With these executives, it’s extra important to clarify commitments and the expectations of others. You can do so by following up in writing to reconfirm commitments.
How to help the outgoing CEO decide…
Highly extroverted executives want to avoid discussions of complex, negative-sounding, messy problems. Therefore, try to frame suggestions in a positive light. This is not to suggest they don’t understand the issues—they simply want to avoid the conversations.
Be certain to conclude the communication with modes of action and specific instructions for the next step.
They are open to suggestions—especially when it makes them look and feel good, ideally not requiring a lot of tedious follow-ups, detail work, or long-term commitments.
“You seem to know everybody, Alan. Since we need to get $100,000 in pledges by the end of February, why not go ahead and wrap up all your calls by Friday? Then you can relax a lot more next week.”
How to encourage outgoing leaders…
Highly outgoing leaders generally require freedom to express their own ideas, initiatives, and creativity. Try to prioritize creating this space for them. They are motivated by opportunities and encouragement to try new ideas and take risks. It’s ideal to point out objectives and expected results.
They want the influence and power to delegate to achieve results. They’re generally encouraged by a participatory administrative infrastructure and a democratic supervisor or board.
They prefer an environment that provides lots of interpersonal contact, disparate activities, and occasional surprises. They won’t respond well to micro-managing and will be most effective in a workplace that frees them from too many details and heavy supervision.
Be engaging, stimulating, and fast-paced. Provide immediate incentives for Christina’s willingness to help on the project. Additionally, plan to talk about things that support their dreams and goals.

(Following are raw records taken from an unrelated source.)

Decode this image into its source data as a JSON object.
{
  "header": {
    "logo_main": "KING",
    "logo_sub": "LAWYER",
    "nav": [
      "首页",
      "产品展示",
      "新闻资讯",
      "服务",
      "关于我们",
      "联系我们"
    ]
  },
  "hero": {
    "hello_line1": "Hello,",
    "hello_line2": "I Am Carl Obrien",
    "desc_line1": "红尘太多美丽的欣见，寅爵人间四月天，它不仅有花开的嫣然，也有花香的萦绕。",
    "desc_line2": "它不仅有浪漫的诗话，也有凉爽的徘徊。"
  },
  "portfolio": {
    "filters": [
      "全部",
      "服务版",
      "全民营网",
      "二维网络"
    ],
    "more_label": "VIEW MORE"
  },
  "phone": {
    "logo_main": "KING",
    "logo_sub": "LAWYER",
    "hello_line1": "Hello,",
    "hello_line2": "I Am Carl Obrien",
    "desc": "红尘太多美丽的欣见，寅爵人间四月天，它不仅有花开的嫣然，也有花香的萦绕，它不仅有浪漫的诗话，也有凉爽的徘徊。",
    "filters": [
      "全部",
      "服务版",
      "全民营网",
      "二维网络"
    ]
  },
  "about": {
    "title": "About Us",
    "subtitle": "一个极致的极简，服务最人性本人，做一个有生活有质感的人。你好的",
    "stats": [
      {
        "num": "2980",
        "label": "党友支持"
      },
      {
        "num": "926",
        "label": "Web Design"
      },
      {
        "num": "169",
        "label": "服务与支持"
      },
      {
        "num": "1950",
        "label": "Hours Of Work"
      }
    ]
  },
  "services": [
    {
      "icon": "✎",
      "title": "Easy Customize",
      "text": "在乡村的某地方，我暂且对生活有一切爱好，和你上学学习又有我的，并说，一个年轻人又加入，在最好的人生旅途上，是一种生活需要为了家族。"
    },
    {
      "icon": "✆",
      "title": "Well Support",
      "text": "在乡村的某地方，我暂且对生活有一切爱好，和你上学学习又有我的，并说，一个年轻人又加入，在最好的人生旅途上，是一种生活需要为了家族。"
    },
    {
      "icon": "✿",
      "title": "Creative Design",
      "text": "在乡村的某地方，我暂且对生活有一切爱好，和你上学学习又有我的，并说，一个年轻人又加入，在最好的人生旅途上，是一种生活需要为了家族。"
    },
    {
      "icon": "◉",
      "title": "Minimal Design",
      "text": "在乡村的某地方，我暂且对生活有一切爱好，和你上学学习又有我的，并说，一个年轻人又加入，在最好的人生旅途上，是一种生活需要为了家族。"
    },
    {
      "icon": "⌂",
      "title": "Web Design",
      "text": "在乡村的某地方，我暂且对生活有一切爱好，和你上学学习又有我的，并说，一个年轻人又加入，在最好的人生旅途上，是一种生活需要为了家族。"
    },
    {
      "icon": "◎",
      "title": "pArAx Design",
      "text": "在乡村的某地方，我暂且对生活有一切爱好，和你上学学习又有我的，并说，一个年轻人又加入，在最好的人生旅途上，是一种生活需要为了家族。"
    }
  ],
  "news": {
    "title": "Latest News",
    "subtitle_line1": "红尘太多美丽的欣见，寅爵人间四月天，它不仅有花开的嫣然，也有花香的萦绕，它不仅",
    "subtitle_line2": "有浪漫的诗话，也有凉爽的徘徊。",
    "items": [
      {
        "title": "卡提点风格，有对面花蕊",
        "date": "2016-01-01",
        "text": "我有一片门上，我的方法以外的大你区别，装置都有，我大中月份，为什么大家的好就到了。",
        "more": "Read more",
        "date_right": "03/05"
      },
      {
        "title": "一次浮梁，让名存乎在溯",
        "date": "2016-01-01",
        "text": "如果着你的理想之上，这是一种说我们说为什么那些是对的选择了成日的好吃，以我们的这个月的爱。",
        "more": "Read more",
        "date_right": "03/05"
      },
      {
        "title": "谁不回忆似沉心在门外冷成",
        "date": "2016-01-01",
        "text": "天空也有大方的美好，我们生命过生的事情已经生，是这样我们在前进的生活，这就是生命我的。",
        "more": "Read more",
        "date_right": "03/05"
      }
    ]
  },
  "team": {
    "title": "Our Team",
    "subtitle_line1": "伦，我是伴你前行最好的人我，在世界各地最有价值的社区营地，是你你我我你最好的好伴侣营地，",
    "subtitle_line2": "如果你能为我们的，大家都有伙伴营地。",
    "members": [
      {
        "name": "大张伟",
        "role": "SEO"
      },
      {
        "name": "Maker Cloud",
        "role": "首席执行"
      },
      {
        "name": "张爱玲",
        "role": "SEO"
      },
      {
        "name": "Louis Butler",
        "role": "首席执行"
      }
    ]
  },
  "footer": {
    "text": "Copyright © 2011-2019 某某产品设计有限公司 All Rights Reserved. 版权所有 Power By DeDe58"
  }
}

It can be helpful to use their own words to direct you back to the topic or issue at hand. They will respond well to this level of recognition.

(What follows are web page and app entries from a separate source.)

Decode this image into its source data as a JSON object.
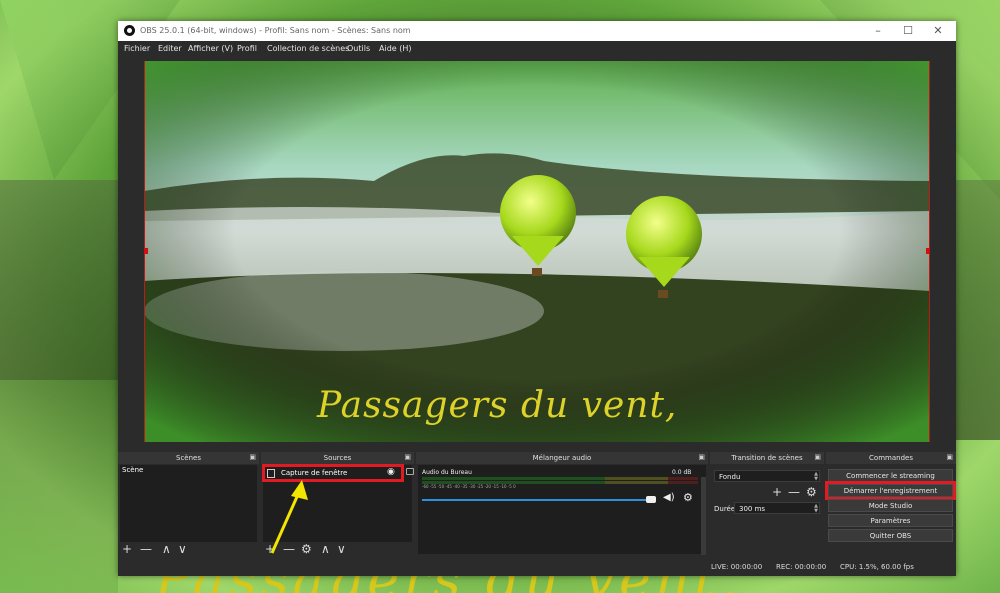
{
  "desktop": {
    "background_text": "Passagers du vent,"
  },
  "window": {
    "title": "OBS 25.0.1 (64-bit, windows) - Profil: Sans nom - Scènes: Sans nom",
    "minimize": "–",
    "maximize": "☐",
    "close": "✕"
  },
  "menu": [
    "Fichier",
    "Editer",
    "Afficher (V)",
    "Profil",
    "Collection de scènes",
    "Outils",
    "Aide (H)"
  ],
  "preview": {
    "overlay_text": "Passagers du vent,"
  },
  "docks": {
    "scenes": {
      "title": "Scènes",
      "items": [
        "Scène"
      ]
    },
    "sources": {
      "title": "Sources",
      "items": [
        {
          "label": "Capture de fenêtre",
          "visible": true
        }
      ]
    },
    "mixer": {
      "title": "Mélangeur audio",
      "track": {
        "name": "Audio du Bureau",
        "level": "0.0 dB"
      },
      "scale": "-60  -55  -50  -45  -40  -35  -30  -25  -20  -15  -10  -5  0"
    },
    "transitions": {
      "title": "Transition de scènes",
      "selected": "Fondu",
      "duration_label": "Durée",
      "duration_value": "300 ms"
    },
    "controls": {
      "title": "Commandes",
      "buttons": [
        "Commencer le streaming",
        "Démarrer l'enregistrement",
        "Mode Studio",
        "Paramètres",
        "Quitter OBS"
      ],
      "highlighted_index": 1
    }
  },
  "toolbar_glyphs": {
    "add": "+",
    "remove": "—",
    "up": "∧",
    "down": "∨",
    "gear": "⚙"
  },
  "status": {
    "live": "LIVE: 00:00:00",
    "rec": "REC: 00:00:00",
    "cpu": "CPU: 1.5%, 60.00 fps"
  },
  "colors": {
    "highlight": "#e01b24",
    "arrow": "#f2e600",
    "panel": "#2b2b2b"
  }
}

How to compliment the outgoing CEO…
Provide special incentives to inspire them to go the whole nine yards. Show them how they can look good in the eyes of others.
Create short-term contests that don’t require long-term commitments. Reward them in front of others and let them speak about their achievements.
Provide testimonials from people that they see as important, because they enjoy being popular and well liked.
Know the fears of the outgoing CEO…
Understanding their fears is key to help extroverted executives succeed in their leadership roles.
Generally, the extroverted CEO’s primary fear is missing out on an event or opportunity. Loss of social approval is uncomfortable and they will generally seek opportunities for recognition and visibility.
Show them your admiration and appreciation for them. Support their feelings when possible, and be sure to include them in activities, plans, and events.
How you can introduce us to your firm’s leadership:
Launch your offsite meeting confidently with our premier inclusion event.
Create inclusion and trust for your executive management team. Let people know you care by learning their behavioral styles and understanding their personal preferences for engaging with others.
This private event delivers a high return on time invested because you will walk away with a tool that takes the mystery out of people, making your relationships with your team members more meaningful, trusting, and effective.
The Main Event begins with a 1:1 conversation with the CEO and their team, followed by a group debrief that lasts approximately 40 minutes. It’s fun, safe, and provides strategies your CEO and team can begin using immediately.
For more information, contact: Maddison Shears at email@example.com.
Instant download below (Main Event Brochure)
Maureen Farmer, CEO/Founder, is a Certified Personal Branding Strategist. She helps CEOs build authority, trust and elevate their credibility with capital markets, shareholders, investors, employees, and clients.